* **Source material**
########################################

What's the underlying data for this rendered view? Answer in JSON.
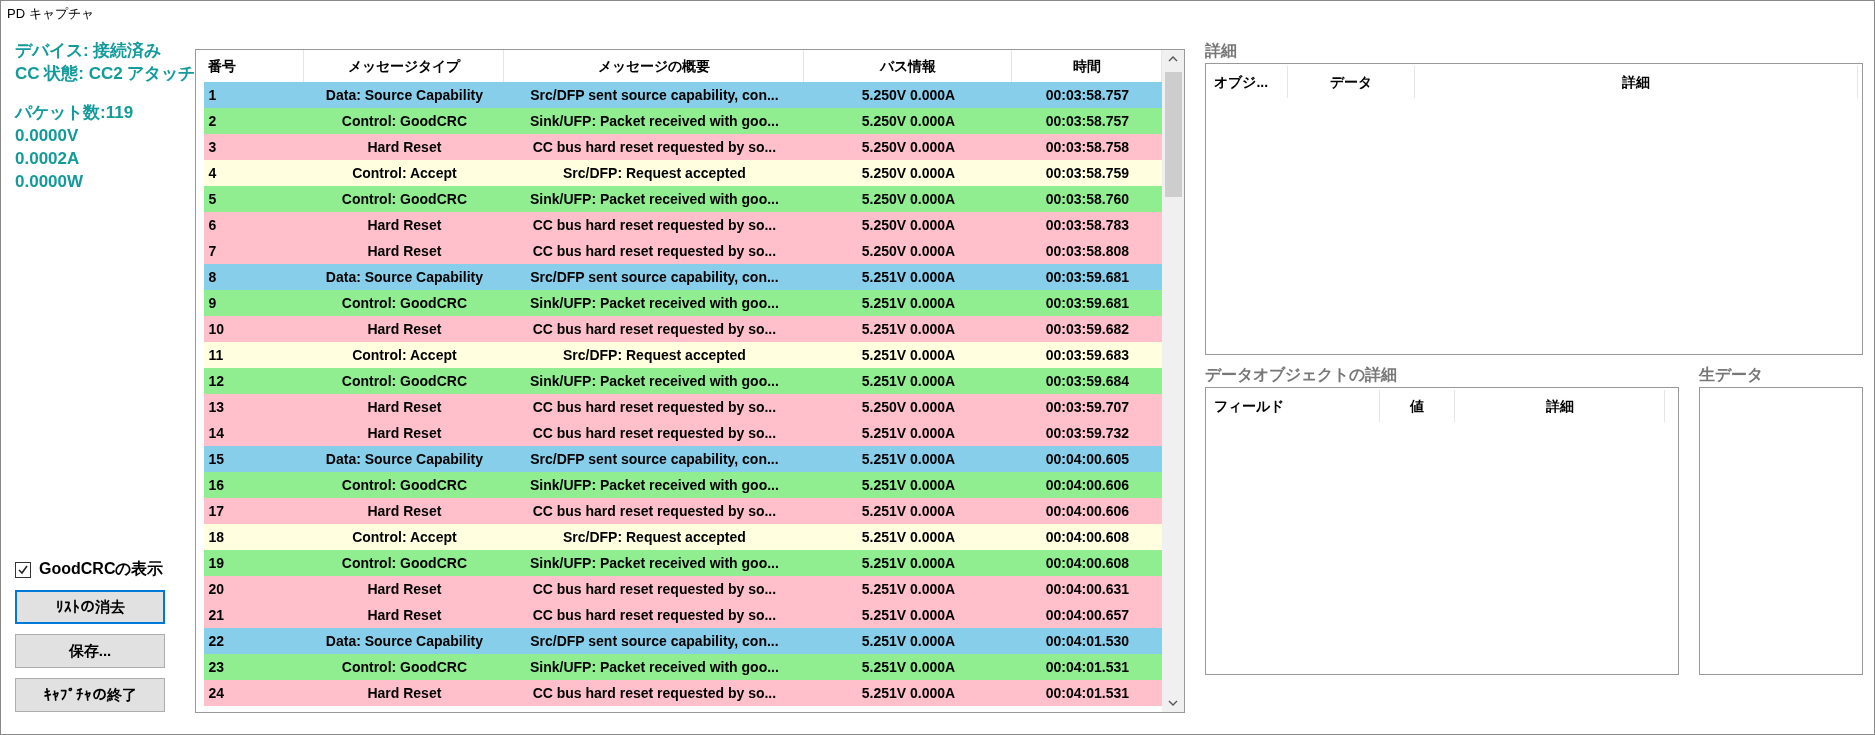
{
  "window": {
    "title": "PD キャプチャ"
  },
  "status": {
    "lines_top": [
      "デバイス: 接続済み",
      "CC 状態: CC2 アタッチ"
    ],
    "lines_bottom": [
      "パケット数:119",
      "0.0000V",
      "0.0002A",
      "0.0000W"
    ]
  },
  "show_goodcrc": {
    "label": "GoodCRCの表示",
    "checked": true
  },
  "buttons": [
    {
      "label": "ﾘｽﾄの消去",
      "focused": true
    },
    {
      "label": "保存...",
      "focused": false
    },
    {
      "label": "ｷｬﾌﾟﾁｬの終了",
      "focused": false
    }
  ],
  "packets": {
    "columns": [
      "番号",
      "メッセージタイプ",
      "メッセージの概要",
      "バス情報",
      "時間"
    ],
    "rows": [
      {
        "cells": [
          "1",
          "Data: Source Capability",
          "Src/DFP sent source capability, con...",
          "5.250V 0.000A",
          "00:03:58.757"
        ],
        "color": "#87ceeb"
      },
      {
        "cells": [
          "2",
          "Control: GoodCRC",
          "Sink/UFP: Packet received with goo...",
          "5.250V 0.000A",
          "00:03:58.757"
        ],
        "color": "#90ee90"
      },
      {
        "cells": [
          "3",
          "Hard Reset",
          "CC bus hard reset requested by so...",
          "5.250V 0.000A",
          "00:03:58.758"
        ],
        "color": "#ffc0cb"
      },
      {
        "cells": [
          "4",
          "Control: Accept",
          "Src/DFP: Request accepted",
          "5.250V 0.000A",
          "00:03:58.759"
        ],
        "color": "#ffffe0"
      },
      {
        "cells": [
          "5",
          "Control: GoodCRC",
          "Sink/UFP: Packet received with goo...",
          "5.250V 0.000A",
          "00:03:58.760"
        ],
        "color": "#90ee90"
      },
      {
        "cells": [
          "6",
          "Hard Reset",
          "CC bus hard reset requested by so...",
          "5.250V 0.000A",
          "00:03:58.783"
        ],
        "color": "#ffc0cb"
      },
      {
        "cells": [
          "7",
          "Hard Reset",
          "CC bus hard reset requested by so...",
          "5.250V 0.000A",
          "00:03:58.808"
        ],
        "color": "#ffc0cb"
      },
      {
        "cells": [
          "8",
          "Data: Source Capability",
          "Src/DFP sent source capability, con...",
          "5.251V 0.000A",
          "00:03:59.681"
        ],
        "color": "#87ceeb"
      },
      {
        "cells": [
          "9",
          "Control: GoodCRC",
          "Sink/UFP: Packet received with goo...",
          "5.251V 0.000A",
          "00:03:59.681"
        ],
        "color": "#90ee90"
      },
      {
        "cells": [
          "10",
          "Hard Reset",
          "CC bus hard reset requested by so...",
          "5.251V 0.000A",
          "00:03:59.682"
        ],
        "color": "#ffc0cb"
      },
      {
        "cells": [
          "11",
          "Control: Accept",
          "Src/DFP: Request accepted",
          "5.251V 0.000A",
          "00:03:59.683"
        ],
        "color": "#ffffe0"
      },
      {
        "cells": [
          "12",
          "Control: GoodCRC",
          "Sink/UFP: Packet received with goo...",
          "5.251V 0.000A",
          "00:03:59.684"
        ],
        "color": "#90ee90"
      },
      {
        "cells": [
          "13",
          "Hard Reset",
          "CC bus hard reset requested by so...",
          "5.250V 0.000A",
          "00:03:59.707"
        ],
        "color": "#ffc0cb"
      },
      {
        "cells": [
          "14",
          "Hard Reset",
          "CC bus hard reset requested by so...",
          "5.251V 0.000A",
          "00:03:59.732"
        ],
        "color": "#ffc0cb"
      },
      {
        "cells": [
          "15",
          "Data: Source Capability",
          "Src/DFP sent source capability, con...",
          "5.251V 0.000A",
          "00:04:00.605"
        ],
        "color": "#87ceeb"
      },
      {
        "cells": [
          "16",
          "Control: GoodCRC",
          "Sink/UFP: Packet received with goo...",
          "5.251V 0.000A",
          "00:04:00.606"
        ],
        "color": "#90ee90"
      },
      {
        "cells": [
          "17",
          "Hard Reset",
          "CC bus hard reset requested by so...",
          "5.251V 0.000A",
          "00:04:00.606"
        ],
        "color": "#ffc0cb"
      },
      {
        "cells": [
          "18",
          "Control: Accept",
          "Src/DFP: Request accepted",
          "5.251V 0.000A",
          "00:04:00.608"
        ],
        "color": "#ffffe0"
      },
      {
        "cells": [
          "19",
          "Control: GoodCRC",
          "Sink/UFP: Packet received with goo...",
          "5.251V 0.000A",
          "00:04:00.608"
        ],
        "color": "#90ee90"
      },
      {
        "cells": [
          "20",
          "Hard Reset",
          "CC bus hard reset requested by so...",
          "5.251V 0.000A",
          "00:04:00.631"
        ],
        "color": "#ffc0cb"
      },
      {
        "cells": [
          "21",
          "Hard Reset",
          "CC bus hard reset requested by so...",
          "5.251V 0.000A",
          "00:04:00.657"
        ],
        "color": "#ffc0cb"
      },
      {
        "cells": [
          "22",
          "Data: Source Capability",
          "Src/DFP sent source capability, con...",
          "5.251V 0.000A",
          "00:04:01.530"
        ],
        "color": "#87ceeb"
      },
      {
        "cells": [
          "23",
          "Control: GoodCRC",
          "Sink/UFP: Packet received with goo...",
          "5.251V 0.000A",
          "00:04:01.531"
        ],
        "color": "#90ee90"
      },
      {
        "cells": [
          "24",
          "Hard Reset",
          "CC bus hard reset requested by so...",
          "5.251V 0.000A",
          "00:04:01.531"
        ],
        "color": "#ffc0cb"
      }
    ]
  },
  "details": {
    "title": "詳細",
    "columns": [
      "オブジ...",
      "データ",
      "詳細"
    ]
  },
  "data_object_details": {
    "title": "データオブジェクトの詳細",
    "columns": [
      "フィールド",
      "値",
      "詳細"
    ]
  },
  "raw_data": {
    "title": "生データ"
  }
}
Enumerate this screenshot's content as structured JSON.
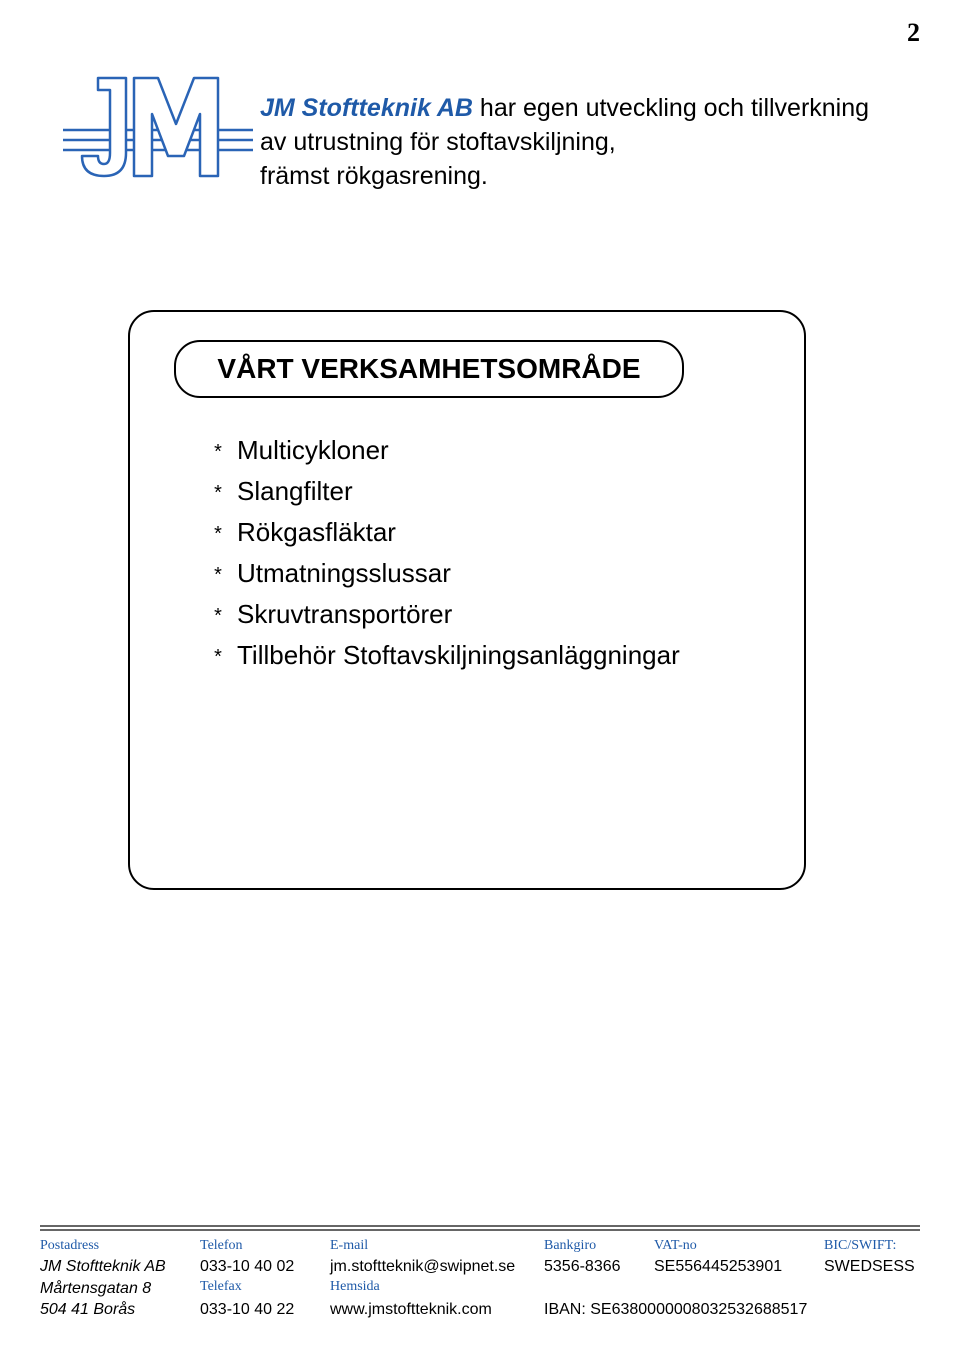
{
  "page_number": "2",
  "header": {
    "company_name": "JM Stoftteknik AB",
    "intro_text_l1": " har egen utveckling och tillverkning",
    "intro_text_l2": "av utrustning för stoftavskiljning,",
    "intro_text_l3": "främst rökgasrening."
  },
  "box": {
    "title": "VÅRT VERKSAMHETSOMRÅDE",
    "items": [
      "Multicykloner",
      "Slangfilter",
      "Rökgasfläktar",
      "Utmatningsslussar",
      "Skruvtransportörer",
      "Tillbehör Stoftavskiljningsanläggningar"
    ]
  },
  "footer": {
    "labels": {
      "postadress": "Postadress",
      "telefon": "Telefon",
      "email": "E-mail",
      "bankgiro": "Bankgiro",
      "vatno": "VAT-no",
      "bic": "BIC/SWIFT:",
      "telefax": "Telefax",
      "hemsida": "Hemsida"
    },
    "values": {
      "company": "JM Stoftteknik AB",
      "street": "Mårtensgatan 8",
      "postal": "504 41 Borås",
      "telefon": "033-10 40 02",
      "telefax": "033-10 40 22",
      "email": "jm.stoftteknik@swipnet.se",
      "hemsida": "www.jmstoftteknik.com",
      "bankgiro": "5356-8366",
      "vatno": "SE556445253901",
      "bic": "SWEDSESS",
      "iban": "IBAN: SE6380000008032532688517"
    }
  }
}
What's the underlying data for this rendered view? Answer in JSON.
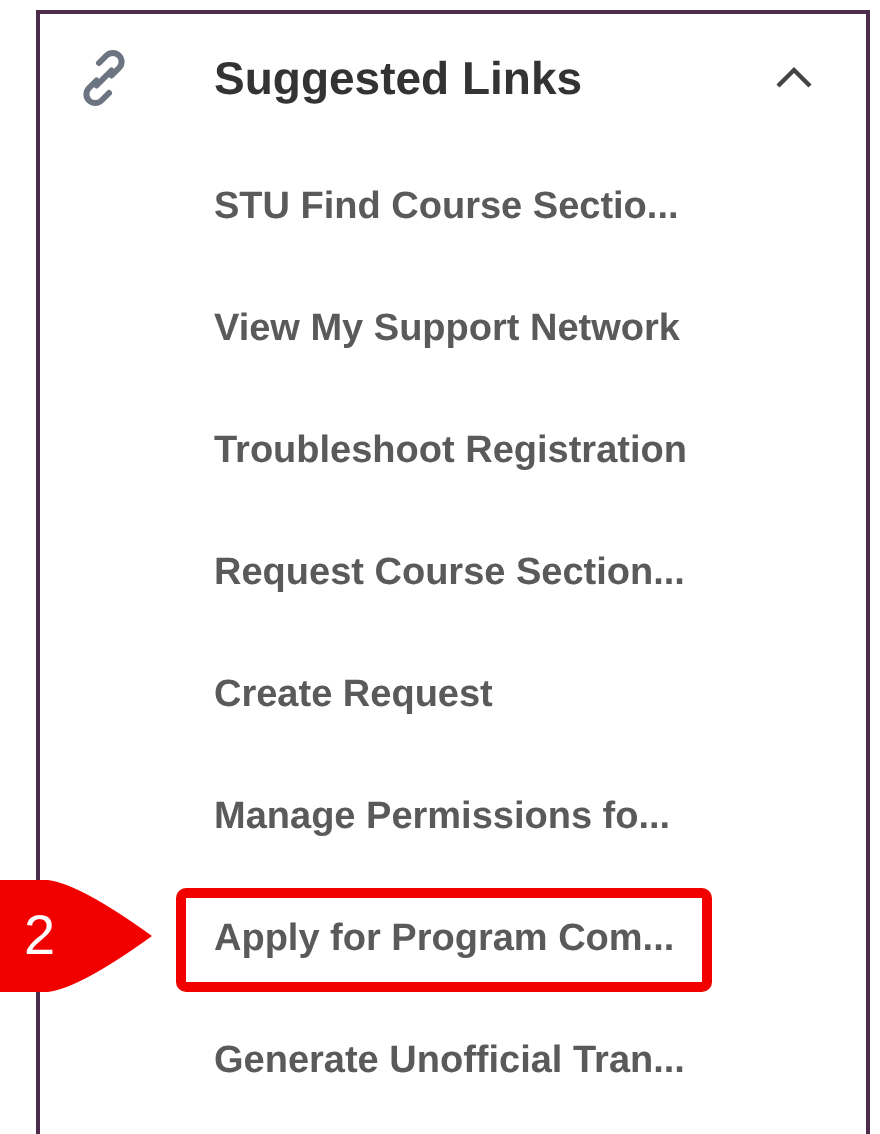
{
  "panel": {
    "title": "Suggested Links",
    "expanded": true
  },
  "links": [
    {
      "label": "STU Find Course Sectio...",
      "highlighted": false
    },
    {
      "label": "View My Support Network",
      "highlighted": false
    },
    {
      "label": "Troubleshoot Registration",
      "highlighted": false
    },
    {
      "label": "Request Course Section...",
      "highlighted": false
    },
    {
      "label": "Create Request",
      "highlighted": false
    },
    {
      "label": "Manage Permissions fo...",
      "highlighted": false
    },
    {
      "label": "Apply for Program Com...",
      "highlighted": true,
      "callout": "2"
    },
    {
      "label": "Generate Unofficial Tran...",
      "highlighted": false
    }
  ]
}
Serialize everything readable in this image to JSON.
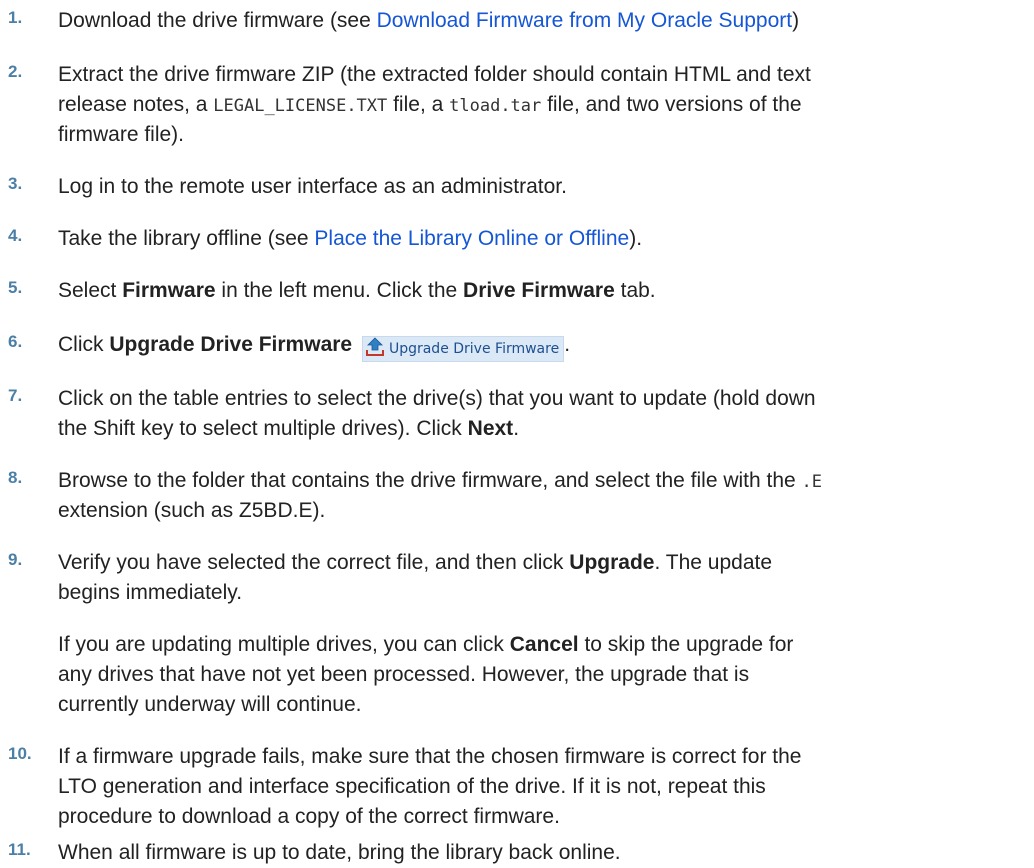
{
  "steps": [
    {
      "num": "1.",
      "pre": "Download the drive firmware (see ",
      "link": "Download Firmware from My Oracle Support",
      "post": ")"
    },
    {
      "num": "2.",
      "l1": "Extract the drive firmware ZIP (the extracted folder should contain HTML and text",
      "l2a": "release notes, a ",
      "code1": "LEGAL_LICENSE.TXT",
      "l2b": " file, a ",
      "code2": "tload.tar",
      "l2c": " file, and two versions of the",
      "l3": "firmware file)."
    },
    {
      "num": "3.",
      "text": "Log in to the remote user interface as an administrator."
    },
    {
      "num": "4.",
      "pre": "Take the library offline (see ",
      "link": "Place the Library Online or Offline",
      "post": ")."
    },
    {
      "num": "5.",
      "a": "Select ",
      "b1": "Firmware",
      "c": " in the left menu. Click the ",
      "b2": "Drive Firmware",
      "d": " tab."
    },
    {
      "num": "6.",
      "a": "Click ",
      "b1": "Upgrade Drive Firmware",
      "button_label": "Upgrade Drive Firmware",
      "post": "."
    },
    {
      "num": "7.",
      "l1": "Click on the table entries to select the drive(s) that you want to update (hold down",
      "l2a": "the Shift key to select multiple drives). Click ",
      "b1": "Next",
      "l2b": "."
    },
    {
      "num": "8.",
      "l1a": "Browse to the folder that contains the drive firmware, and select the file with the ",
      "code1": ".E",
      "l2": "extension (such as Z5BD.E)."
    },
    {
      "num": "9.",
      "l1a": "Verify you have selected the correct file, and then click ",
      "b1": "Upgrade",
      "l1b": ". The update",
      "l2": "begins immediately.",
      "p1a": "If you are updating multiple drives, you can click ",
      "p1b": "Cancel",
      "p1c": " to skip the upgrade for",
      "p2": "any drives that have not yet been processed. However, the upgrade that is",
      "p3": "currently underway will continue."
    },
    {
      "num": "10.",
      "l1": "If a firmware upgrade fails, make sure that the chosen firmware is correct for the",
      "l2": "LTO generation and interface specification of the drive. If it is not, repeat this",
      "l3": "procedure to download a copy of the correct firmware."
    },
    {
      "num": "11.",
      "text": "When all firmware is up to date, bring the library back online."
    }
  ],
  "colors": {
    "number": "#4c7fa6",
    "link": "#1556d6",
    "text": "#222222"
  },
  "icons": {
    "upgrade": "upload-arrow-icon"
  }
}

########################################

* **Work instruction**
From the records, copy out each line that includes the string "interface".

* **Expected answer**
      "text": "Log in to the remote user interface as an administrator."
      "l2": "LTO generation and interface specification of the drive. If it is not, repeat this",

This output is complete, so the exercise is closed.